Data to examine –
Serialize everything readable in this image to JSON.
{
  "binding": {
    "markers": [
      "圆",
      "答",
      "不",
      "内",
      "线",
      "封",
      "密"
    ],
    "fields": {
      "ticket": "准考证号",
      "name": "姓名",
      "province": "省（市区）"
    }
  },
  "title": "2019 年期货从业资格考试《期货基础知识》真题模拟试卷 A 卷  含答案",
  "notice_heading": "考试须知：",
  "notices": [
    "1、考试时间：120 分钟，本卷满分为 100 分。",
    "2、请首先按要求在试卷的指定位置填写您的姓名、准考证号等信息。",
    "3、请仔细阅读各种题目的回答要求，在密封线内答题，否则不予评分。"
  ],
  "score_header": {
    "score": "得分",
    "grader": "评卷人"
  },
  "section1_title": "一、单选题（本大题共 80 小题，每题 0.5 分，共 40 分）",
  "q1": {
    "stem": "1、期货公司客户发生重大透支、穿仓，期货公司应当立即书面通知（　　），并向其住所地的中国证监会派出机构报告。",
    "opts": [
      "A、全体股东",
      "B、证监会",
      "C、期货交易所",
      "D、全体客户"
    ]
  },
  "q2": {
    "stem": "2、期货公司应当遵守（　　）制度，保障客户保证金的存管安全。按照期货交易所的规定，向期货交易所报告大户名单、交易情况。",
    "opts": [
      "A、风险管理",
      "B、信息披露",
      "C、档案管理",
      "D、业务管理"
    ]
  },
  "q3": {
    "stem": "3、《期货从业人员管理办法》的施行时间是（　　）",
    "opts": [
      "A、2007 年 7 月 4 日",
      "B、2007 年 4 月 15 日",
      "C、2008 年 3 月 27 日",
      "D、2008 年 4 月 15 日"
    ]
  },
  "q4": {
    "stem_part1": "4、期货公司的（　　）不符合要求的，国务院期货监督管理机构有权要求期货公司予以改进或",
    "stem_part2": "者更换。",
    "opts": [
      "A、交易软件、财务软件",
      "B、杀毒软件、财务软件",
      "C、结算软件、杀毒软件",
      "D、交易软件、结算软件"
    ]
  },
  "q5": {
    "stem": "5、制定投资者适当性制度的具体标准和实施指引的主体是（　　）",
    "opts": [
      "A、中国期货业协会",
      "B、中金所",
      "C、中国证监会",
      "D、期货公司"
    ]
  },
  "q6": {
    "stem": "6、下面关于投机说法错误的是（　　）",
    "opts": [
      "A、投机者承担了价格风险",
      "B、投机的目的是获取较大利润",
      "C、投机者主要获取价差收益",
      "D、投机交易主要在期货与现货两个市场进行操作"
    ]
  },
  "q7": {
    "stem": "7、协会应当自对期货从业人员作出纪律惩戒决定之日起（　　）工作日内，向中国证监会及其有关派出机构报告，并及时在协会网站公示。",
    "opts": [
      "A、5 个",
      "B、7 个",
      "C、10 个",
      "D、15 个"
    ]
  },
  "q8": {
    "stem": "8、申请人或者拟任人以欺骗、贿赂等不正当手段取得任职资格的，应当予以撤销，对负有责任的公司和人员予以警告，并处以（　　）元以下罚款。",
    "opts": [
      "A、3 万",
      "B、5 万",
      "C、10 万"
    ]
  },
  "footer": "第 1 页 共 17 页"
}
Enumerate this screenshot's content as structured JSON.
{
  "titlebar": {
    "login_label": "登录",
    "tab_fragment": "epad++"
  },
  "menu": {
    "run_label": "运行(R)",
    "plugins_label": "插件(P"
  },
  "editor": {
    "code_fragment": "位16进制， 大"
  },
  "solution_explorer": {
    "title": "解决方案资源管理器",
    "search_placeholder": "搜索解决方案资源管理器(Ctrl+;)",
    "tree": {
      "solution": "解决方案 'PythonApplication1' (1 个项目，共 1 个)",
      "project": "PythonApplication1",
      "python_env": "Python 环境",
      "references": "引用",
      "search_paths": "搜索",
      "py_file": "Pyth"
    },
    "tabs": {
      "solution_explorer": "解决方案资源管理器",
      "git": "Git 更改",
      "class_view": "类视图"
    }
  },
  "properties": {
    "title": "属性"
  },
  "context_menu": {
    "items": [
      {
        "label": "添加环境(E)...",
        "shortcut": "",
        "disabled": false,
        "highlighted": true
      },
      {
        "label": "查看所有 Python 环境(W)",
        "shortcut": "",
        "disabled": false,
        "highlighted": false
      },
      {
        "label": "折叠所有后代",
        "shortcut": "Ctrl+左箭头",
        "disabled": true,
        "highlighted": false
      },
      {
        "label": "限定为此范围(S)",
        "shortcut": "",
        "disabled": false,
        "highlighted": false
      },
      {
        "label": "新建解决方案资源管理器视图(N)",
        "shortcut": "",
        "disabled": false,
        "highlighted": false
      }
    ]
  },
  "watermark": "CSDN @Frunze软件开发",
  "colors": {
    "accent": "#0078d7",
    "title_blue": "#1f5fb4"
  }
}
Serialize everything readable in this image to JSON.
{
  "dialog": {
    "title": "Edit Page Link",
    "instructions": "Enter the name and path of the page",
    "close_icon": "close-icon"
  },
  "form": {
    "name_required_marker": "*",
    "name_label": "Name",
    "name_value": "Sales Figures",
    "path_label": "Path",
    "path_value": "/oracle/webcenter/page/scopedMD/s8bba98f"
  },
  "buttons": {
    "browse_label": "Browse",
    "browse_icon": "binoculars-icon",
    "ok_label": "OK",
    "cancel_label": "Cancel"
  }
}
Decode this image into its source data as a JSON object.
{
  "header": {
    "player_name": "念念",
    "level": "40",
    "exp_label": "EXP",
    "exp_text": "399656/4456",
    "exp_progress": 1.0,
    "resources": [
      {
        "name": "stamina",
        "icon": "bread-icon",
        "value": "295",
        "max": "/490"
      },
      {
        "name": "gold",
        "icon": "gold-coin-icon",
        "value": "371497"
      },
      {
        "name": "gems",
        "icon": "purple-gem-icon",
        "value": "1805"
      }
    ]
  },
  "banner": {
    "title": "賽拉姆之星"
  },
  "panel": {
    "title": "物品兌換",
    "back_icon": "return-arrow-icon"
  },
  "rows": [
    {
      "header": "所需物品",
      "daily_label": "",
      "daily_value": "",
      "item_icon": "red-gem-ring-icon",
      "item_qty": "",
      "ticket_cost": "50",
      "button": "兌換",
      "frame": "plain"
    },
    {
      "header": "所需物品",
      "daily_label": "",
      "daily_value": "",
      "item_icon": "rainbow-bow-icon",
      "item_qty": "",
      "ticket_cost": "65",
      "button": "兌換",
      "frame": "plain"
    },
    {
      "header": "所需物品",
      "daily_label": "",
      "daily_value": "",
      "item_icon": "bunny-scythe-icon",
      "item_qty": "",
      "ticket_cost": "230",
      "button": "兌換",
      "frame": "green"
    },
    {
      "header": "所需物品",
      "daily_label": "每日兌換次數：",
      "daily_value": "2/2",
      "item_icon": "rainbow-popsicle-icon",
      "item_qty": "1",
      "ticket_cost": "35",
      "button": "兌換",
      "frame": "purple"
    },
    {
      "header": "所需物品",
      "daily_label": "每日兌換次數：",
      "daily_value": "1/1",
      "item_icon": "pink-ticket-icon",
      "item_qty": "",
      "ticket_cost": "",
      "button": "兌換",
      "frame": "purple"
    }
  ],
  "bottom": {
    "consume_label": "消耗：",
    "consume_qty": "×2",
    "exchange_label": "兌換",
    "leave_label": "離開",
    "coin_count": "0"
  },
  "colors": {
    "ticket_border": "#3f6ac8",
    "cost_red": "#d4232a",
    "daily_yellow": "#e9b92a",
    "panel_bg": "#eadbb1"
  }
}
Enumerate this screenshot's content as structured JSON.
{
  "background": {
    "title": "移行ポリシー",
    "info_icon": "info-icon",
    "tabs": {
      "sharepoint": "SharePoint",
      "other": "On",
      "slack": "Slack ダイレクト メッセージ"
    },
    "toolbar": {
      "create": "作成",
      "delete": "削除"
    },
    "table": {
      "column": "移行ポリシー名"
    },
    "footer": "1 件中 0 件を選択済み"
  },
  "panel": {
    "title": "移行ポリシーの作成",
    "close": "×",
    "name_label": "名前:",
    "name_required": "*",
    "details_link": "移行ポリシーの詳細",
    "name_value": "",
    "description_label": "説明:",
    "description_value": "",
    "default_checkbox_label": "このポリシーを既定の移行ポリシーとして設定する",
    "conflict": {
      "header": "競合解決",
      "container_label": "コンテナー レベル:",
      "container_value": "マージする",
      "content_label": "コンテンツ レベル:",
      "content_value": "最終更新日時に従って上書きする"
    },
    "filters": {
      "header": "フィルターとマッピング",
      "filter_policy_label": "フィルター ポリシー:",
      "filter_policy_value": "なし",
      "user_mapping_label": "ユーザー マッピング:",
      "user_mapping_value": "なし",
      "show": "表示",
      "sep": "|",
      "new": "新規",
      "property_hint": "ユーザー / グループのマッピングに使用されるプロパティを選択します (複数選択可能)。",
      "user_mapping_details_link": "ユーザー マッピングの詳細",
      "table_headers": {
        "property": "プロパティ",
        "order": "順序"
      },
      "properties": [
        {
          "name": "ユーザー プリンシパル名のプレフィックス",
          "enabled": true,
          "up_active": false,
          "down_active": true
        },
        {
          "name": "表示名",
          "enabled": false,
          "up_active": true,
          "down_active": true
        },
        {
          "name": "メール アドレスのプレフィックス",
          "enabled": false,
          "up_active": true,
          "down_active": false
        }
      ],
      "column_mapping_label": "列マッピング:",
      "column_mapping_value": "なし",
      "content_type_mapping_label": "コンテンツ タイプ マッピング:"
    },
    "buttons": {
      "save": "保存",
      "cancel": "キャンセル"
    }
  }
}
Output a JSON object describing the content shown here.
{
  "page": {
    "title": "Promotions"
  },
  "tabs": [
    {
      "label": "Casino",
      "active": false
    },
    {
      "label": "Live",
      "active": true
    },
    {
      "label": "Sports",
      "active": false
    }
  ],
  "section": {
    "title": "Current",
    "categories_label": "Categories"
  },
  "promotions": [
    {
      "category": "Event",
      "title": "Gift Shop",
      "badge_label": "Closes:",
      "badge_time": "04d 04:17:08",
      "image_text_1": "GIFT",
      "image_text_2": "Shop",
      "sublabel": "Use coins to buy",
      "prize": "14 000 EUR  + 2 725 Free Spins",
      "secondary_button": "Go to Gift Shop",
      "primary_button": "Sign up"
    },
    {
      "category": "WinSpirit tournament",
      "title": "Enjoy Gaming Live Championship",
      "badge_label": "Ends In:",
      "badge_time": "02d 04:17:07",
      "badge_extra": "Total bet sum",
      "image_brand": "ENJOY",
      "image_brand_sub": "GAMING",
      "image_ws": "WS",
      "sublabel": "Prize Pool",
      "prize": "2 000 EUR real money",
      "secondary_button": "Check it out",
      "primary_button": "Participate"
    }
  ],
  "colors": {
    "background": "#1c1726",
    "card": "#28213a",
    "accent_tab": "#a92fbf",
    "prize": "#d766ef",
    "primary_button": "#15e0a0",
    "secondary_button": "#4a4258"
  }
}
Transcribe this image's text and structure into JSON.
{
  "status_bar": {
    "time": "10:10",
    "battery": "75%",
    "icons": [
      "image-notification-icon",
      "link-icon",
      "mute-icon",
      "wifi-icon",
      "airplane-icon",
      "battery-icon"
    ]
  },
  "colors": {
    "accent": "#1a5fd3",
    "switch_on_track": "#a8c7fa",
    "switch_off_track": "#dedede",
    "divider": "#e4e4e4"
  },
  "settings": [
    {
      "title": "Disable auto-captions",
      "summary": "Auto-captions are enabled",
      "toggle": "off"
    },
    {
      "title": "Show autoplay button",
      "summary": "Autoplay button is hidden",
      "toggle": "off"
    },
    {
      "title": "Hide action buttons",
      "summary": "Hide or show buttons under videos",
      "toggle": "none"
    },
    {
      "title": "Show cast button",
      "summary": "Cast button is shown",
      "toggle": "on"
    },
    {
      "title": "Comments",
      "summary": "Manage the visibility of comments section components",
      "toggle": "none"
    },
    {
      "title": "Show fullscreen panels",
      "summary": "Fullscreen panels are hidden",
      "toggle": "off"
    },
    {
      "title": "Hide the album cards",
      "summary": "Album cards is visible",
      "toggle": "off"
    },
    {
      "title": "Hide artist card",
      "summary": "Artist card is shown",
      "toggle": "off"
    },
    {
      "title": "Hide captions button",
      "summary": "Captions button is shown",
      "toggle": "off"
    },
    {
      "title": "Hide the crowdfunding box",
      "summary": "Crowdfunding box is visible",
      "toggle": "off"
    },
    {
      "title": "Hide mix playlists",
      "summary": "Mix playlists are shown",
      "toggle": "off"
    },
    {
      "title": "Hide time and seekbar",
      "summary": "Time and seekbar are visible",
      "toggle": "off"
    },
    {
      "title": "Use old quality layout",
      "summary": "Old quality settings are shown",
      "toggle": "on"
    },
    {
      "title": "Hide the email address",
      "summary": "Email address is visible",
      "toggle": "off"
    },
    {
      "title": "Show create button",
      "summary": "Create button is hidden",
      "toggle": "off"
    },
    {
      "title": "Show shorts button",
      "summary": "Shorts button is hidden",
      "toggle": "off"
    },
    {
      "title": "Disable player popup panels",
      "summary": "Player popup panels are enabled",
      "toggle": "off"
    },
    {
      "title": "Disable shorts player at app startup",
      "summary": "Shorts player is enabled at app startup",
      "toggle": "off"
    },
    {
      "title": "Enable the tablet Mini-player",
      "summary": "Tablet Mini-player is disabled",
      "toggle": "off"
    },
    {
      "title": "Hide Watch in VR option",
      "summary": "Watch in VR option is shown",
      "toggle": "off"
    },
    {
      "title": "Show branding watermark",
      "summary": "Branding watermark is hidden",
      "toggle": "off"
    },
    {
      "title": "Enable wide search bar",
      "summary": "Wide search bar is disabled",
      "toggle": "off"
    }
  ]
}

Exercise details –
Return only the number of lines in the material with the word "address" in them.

Written reply –
2